▶ [EXERCISE]
Extract the lines that carry the string "search" from the listing.

▶ [RECORDED INFORMATION]
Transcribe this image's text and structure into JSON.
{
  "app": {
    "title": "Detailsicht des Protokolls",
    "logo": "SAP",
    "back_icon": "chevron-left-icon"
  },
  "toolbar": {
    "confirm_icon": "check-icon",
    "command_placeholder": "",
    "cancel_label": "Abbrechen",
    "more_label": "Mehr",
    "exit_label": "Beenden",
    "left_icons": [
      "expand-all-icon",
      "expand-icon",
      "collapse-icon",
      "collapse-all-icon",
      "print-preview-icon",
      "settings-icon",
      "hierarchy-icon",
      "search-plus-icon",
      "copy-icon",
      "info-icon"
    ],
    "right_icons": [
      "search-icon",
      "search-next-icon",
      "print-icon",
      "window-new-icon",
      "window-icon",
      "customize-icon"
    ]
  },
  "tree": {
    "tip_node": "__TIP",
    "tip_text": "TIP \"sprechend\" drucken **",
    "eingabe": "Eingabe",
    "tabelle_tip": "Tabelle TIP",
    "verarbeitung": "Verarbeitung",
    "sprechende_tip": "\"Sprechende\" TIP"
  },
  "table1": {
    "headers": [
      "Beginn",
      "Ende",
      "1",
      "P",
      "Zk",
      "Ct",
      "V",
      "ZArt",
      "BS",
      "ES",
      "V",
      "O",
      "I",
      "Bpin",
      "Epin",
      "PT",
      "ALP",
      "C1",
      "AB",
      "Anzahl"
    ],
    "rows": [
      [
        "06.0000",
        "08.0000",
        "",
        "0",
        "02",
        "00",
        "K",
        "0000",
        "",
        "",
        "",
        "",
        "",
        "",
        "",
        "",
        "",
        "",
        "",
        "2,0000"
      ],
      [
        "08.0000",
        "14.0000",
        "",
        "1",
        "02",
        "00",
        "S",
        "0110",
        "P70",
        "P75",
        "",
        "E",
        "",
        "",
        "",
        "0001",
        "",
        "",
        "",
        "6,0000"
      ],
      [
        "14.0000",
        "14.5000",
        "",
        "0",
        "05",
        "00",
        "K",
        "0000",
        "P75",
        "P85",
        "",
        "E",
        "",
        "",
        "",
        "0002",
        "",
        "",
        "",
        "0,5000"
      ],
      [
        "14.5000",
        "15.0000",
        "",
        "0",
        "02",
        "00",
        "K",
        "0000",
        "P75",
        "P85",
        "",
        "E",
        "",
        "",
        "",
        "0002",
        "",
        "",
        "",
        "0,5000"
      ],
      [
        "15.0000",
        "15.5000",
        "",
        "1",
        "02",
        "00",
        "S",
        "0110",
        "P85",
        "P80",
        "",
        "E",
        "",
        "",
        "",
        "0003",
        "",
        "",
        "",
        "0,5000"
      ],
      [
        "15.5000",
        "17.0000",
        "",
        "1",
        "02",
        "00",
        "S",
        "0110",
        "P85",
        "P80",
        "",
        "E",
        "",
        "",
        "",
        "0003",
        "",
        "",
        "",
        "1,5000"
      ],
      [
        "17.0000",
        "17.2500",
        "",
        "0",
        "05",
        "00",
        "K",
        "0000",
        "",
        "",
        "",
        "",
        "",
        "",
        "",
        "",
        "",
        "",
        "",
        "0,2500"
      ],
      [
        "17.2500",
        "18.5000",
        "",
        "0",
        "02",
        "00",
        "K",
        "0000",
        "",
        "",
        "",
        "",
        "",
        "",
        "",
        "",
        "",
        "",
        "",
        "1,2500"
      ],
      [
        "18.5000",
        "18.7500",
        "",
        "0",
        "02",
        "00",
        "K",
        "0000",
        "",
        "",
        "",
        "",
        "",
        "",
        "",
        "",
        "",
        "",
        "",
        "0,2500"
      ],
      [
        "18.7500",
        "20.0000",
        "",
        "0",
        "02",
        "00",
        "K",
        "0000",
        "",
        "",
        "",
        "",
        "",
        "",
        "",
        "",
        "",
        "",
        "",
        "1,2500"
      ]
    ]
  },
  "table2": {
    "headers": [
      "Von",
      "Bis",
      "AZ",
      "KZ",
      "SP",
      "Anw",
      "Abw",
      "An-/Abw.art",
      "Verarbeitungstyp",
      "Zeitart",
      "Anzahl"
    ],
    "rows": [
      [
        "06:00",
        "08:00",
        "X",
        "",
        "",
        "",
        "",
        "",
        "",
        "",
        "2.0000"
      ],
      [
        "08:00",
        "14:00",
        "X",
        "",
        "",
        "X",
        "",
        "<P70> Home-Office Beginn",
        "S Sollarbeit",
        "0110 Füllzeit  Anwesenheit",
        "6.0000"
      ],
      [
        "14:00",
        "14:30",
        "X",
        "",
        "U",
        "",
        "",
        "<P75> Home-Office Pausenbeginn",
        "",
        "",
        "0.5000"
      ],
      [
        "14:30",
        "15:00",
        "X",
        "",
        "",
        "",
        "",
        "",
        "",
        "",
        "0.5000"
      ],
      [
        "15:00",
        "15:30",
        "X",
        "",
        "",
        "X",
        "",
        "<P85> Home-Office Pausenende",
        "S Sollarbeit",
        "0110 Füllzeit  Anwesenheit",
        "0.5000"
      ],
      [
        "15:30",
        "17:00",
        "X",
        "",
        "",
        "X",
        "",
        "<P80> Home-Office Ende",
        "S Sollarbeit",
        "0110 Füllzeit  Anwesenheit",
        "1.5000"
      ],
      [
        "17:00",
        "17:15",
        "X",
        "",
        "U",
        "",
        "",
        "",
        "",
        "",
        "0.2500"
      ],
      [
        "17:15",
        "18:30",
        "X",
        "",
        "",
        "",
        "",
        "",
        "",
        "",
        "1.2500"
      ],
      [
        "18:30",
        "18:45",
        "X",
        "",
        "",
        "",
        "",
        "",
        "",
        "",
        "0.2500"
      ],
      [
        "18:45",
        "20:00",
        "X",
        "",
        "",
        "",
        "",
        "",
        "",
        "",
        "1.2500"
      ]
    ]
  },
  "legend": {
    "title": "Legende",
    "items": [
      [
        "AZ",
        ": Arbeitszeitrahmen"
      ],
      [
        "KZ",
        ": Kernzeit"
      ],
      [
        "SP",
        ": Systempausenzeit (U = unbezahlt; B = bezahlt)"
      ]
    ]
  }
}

▶ [YOUR SOLUTION]
      "search-plus-icon",
      "search-icon",
      "search-next-icon",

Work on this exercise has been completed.